:: Exercise aim ::
Every line of the records below that holds the word "value" belongs in the answer.

:: Excerpted records ::
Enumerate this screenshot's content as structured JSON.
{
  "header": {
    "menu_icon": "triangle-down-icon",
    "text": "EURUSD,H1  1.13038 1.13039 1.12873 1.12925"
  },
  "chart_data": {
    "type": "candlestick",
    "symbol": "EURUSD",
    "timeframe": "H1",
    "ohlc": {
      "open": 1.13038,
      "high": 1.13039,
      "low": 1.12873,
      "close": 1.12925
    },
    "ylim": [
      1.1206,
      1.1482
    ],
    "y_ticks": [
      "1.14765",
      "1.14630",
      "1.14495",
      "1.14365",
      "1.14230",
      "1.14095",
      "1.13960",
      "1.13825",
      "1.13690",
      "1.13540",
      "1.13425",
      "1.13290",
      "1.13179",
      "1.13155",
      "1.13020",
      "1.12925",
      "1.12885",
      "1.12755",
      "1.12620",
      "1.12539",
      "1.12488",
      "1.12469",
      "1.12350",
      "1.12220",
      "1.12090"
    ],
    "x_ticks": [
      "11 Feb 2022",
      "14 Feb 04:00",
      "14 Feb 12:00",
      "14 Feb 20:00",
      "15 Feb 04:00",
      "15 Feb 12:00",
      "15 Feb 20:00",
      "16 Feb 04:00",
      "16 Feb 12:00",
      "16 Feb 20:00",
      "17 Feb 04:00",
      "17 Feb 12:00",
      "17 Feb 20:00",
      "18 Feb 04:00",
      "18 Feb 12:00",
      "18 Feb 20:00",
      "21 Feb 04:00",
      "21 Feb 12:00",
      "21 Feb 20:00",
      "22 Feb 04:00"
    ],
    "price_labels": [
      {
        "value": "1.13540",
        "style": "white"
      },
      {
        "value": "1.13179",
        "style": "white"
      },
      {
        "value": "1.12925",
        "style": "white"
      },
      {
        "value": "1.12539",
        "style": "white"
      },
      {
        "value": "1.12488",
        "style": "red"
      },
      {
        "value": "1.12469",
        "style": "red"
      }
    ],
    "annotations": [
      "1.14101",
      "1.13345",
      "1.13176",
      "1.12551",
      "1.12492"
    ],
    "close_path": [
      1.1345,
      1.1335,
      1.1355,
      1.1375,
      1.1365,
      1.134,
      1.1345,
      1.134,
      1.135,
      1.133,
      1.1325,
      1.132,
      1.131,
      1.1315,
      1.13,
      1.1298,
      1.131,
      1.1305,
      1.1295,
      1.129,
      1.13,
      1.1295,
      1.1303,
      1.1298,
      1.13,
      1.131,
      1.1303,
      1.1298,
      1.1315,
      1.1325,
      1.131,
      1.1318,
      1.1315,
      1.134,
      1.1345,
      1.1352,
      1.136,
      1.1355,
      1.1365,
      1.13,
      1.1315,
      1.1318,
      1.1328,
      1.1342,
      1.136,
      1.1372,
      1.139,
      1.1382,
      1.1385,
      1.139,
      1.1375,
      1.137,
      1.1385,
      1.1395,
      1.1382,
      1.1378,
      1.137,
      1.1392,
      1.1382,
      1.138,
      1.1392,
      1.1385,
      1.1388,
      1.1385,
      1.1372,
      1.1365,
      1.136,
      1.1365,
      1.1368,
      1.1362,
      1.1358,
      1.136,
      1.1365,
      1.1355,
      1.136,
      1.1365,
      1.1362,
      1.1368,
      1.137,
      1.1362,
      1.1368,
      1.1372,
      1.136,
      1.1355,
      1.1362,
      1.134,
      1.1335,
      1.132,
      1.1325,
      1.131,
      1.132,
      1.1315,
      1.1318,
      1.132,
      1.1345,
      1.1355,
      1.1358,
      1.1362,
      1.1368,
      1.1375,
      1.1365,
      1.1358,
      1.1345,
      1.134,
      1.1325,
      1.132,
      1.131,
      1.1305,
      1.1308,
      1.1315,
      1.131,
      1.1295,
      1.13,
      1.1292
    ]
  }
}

:: Answer for the task ::
        "value": "1.13540",
        "value": "1.13179",
        "value": "1.12925",
        "value": "1.12539",
        "value": "1.12488",
        "value": "1.12469",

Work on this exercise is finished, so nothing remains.